If a line in the entries below contains "true", copy it.

[PROVIDED ENTRIES]

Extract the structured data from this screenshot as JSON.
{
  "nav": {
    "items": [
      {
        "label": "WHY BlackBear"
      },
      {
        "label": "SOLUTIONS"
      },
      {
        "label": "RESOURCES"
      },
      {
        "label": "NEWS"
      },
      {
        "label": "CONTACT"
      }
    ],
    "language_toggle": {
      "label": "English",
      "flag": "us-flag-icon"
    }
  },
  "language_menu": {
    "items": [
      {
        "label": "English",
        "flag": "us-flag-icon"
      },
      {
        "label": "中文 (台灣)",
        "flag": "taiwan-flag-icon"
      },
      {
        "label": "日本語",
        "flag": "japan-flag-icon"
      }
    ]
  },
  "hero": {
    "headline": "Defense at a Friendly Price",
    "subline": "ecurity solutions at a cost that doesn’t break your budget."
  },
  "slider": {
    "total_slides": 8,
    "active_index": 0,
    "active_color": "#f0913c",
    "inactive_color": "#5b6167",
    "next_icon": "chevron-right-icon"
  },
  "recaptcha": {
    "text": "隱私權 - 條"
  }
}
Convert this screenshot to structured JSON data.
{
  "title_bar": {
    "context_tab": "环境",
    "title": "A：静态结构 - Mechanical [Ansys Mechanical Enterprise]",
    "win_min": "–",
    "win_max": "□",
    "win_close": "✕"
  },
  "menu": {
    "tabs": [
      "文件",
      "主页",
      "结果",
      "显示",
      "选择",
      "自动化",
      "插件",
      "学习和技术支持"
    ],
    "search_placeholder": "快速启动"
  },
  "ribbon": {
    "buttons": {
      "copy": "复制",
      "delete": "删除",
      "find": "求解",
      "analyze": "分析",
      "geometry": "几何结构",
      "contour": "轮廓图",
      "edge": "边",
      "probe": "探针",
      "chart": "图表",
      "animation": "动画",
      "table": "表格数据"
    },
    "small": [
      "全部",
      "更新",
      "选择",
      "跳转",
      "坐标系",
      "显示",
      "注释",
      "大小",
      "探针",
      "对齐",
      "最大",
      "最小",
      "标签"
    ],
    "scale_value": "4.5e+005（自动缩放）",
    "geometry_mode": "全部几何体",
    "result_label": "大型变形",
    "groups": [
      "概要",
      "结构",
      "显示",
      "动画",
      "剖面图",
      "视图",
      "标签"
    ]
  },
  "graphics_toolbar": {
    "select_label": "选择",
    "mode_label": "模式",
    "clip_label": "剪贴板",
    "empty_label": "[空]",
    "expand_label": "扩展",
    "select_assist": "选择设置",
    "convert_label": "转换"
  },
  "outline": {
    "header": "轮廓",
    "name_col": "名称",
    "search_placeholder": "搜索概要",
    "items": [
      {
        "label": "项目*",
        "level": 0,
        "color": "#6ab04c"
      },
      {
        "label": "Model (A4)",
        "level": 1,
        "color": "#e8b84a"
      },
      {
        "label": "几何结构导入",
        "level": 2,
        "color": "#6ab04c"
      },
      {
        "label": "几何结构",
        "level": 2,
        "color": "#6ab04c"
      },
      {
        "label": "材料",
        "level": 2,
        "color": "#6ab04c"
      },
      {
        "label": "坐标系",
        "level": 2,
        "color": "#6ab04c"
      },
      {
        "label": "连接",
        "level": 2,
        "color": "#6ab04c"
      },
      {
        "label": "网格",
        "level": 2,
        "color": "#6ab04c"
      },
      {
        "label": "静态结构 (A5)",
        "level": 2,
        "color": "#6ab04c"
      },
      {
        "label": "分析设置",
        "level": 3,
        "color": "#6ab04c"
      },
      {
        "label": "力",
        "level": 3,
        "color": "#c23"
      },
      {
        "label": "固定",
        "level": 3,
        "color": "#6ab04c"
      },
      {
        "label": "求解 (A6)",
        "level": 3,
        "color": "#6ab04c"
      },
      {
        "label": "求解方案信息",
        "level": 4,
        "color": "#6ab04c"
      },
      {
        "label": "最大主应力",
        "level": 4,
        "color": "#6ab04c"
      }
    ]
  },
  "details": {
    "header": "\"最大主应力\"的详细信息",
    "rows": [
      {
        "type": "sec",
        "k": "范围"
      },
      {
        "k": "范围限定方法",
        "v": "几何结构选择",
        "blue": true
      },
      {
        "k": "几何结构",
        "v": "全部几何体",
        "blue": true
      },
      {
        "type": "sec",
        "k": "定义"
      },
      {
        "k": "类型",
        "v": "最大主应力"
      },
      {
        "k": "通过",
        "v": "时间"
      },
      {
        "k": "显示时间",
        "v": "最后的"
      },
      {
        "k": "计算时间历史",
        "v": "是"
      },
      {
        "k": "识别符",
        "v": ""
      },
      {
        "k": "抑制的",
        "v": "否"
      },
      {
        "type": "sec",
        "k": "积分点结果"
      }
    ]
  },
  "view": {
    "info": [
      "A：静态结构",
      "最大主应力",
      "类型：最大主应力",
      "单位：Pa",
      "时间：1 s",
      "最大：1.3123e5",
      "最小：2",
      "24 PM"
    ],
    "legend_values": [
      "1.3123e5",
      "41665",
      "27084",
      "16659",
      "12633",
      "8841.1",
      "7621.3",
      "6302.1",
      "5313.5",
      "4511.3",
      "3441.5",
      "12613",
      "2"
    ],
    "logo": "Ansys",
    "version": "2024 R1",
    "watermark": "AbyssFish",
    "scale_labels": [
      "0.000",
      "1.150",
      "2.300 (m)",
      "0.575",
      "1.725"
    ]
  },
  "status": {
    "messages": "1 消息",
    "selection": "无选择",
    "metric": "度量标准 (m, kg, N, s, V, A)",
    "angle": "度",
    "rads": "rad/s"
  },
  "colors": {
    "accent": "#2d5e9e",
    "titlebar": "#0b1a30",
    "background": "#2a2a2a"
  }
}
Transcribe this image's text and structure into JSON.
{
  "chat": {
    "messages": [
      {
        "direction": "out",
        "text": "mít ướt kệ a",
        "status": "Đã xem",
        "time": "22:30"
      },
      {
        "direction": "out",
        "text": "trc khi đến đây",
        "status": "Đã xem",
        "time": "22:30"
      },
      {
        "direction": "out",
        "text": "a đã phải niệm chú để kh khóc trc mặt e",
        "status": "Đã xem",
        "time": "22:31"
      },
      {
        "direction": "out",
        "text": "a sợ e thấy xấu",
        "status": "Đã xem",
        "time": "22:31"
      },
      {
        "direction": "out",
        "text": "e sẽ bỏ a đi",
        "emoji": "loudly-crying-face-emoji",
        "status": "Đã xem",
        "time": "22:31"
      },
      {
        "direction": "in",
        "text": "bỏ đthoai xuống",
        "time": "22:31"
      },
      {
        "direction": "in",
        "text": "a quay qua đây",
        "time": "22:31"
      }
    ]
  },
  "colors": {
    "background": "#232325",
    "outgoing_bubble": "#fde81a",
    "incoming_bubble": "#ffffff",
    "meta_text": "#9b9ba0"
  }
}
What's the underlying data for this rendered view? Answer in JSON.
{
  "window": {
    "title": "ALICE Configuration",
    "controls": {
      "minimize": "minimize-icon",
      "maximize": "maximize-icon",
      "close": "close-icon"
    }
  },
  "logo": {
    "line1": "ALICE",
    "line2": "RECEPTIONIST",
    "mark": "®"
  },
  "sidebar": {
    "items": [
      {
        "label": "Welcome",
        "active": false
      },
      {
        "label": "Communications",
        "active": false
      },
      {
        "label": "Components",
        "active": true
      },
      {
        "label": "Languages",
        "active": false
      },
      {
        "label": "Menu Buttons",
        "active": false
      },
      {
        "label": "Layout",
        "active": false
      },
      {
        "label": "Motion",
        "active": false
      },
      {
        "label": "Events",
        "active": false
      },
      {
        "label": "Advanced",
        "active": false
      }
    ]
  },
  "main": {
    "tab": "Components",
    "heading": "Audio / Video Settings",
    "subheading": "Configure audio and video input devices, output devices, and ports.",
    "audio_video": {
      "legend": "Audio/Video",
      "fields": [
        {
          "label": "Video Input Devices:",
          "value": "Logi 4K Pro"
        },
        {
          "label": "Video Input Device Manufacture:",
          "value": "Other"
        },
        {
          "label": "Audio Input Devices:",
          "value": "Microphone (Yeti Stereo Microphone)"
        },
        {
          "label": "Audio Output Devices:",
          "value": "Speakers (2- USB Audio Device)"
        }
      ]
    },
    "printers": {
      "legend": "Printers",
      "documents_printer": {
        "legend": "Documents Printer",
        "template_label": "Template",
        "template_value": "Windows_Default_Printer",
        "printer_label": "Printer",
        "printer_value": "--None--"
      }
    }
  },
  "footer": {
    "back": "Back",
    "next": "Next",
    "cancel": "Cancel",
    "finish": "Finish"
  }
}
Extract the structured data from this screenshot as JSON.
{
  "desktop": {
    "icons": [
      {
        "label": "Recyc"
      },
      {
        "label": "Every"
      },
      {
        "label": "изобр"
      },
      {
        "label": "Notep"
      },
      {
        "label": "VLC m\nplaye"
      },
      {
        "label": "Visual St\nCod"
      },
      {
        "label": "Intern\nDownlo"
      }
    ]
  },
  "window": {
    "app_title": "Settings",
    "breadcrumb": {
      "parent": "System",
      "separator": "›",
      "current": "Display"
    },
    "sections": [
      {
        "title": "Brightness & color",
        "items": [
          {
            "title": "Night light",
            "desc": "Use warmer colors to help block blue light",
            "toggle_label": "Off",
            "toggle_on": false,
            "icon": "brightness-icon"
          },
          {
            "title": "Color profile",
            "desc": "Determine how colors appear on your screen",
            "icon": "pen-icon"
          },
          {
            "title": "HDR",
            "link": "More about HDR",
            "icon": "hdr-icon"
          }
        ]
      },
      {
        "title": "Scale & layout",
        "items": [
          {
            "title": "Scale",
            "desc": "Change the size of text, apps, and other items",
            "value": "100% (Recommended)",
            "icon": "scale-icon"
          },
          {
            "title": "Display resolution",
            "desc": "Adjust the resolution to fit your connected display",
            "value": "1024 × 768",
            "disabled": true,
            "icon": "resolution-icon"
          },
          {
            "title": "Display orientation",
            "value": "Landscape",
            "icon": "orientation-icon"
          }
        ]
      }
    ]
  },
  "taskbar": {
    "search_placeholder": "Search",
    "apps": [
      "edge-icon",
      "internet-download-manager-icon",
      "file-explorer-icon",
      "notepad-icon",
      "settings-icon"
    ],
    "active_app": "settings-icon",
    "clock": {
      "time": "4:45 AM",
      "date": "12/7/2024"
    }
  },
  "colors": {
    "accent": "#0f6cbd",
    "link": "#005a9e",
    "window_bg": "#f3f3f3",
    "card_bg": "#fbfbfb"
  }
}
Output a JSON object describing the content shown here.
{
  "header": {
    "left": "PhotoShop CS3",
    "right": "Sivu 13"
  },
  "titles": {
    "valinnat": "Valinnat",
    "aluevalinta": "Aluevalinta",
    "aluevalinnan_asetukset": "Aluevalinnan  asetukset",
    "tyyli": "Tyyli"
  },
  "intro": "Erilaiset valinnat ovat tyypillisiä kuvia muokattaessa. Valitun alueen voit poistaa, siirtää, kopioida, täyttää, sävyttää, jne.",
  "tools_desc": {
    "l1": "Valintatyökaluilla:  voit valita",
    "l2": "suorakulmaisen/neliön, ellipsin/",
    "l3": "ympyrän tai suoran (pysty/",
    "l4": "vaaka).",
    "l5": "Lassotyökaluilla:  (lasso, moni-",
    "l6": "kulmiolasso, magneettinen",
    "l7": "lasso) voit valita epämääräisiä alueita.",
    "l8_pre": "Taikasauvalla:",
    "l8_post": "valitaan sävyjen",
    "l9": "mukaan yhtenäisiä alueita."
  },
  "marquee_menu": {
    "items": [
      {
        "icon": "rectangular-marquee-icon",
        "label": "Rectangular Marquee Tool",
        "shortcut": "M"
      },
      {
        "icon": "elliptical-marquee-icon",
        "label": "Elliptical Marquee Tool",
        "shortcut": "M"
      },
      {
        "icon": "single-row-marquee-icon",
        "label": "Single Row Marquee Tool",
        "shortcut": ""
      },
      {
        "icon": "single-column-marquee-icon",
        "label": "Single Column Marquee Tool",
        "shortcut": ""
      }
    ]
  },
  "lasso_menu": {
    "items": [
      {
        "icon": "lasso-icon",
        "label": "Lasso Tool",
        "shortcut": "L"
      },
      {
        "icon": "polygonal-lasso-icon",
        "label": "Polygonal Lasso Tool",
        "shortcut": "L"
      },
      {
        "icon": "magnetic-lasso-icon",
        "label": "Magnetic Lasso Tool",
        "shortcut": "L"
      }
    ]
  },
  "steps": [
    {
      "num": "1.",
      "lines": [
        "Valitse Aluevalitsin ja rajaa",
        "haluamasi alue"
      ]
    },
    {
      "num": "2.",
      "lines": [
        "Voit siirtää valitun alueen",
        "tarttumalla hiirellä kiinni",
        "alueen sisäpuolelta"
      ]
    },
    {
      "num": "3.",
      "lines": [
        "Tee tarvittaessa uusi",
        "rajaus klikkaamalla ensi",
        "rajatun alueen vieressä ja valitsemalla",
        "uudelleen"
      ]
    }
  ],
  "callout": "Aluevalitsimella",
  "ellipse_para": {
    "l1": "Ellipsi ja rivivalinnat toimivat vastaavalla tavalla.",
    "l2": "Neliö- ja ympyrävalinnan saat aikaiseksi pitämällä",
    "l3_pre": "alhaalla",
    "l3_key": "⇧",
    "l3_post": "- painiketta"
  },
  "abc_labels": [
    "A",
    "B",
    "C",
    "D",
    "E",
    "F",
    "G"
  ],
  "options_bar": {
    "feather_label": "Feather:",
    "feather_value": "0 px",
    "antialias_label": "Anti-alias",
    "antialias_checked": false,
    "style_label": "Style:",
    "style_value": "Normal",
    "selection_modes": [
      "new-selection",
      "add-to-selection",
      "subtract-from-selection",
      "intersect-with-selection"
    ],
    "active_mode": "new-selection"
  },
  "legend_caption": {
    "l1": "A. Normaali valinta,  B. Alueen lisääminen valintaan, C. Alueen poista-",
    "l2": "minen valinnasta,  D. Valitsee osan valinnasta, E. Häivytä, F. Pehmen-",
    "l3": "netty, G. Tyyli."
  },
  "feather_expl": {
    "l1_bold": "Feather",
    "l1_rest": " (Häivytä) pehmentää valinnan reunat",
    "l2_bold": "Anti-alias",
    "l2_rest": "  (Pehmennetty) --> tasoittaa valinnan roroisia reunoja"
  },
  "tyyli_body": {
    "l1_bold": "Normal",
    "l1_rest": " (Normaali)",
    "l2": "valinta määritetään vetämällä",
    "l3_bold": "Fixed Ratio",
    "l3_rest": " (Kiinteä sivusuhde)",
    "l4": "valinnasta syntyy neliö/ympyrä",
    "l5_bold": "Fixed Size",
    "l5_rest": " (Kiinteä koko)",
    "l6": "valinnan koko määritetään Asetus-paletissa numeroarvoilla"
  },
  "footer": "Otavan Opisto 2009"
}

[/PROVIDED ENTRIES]

YOUR RESPONSE
        "blue": true
        "blue": true
        "active": true
            "disabled": true,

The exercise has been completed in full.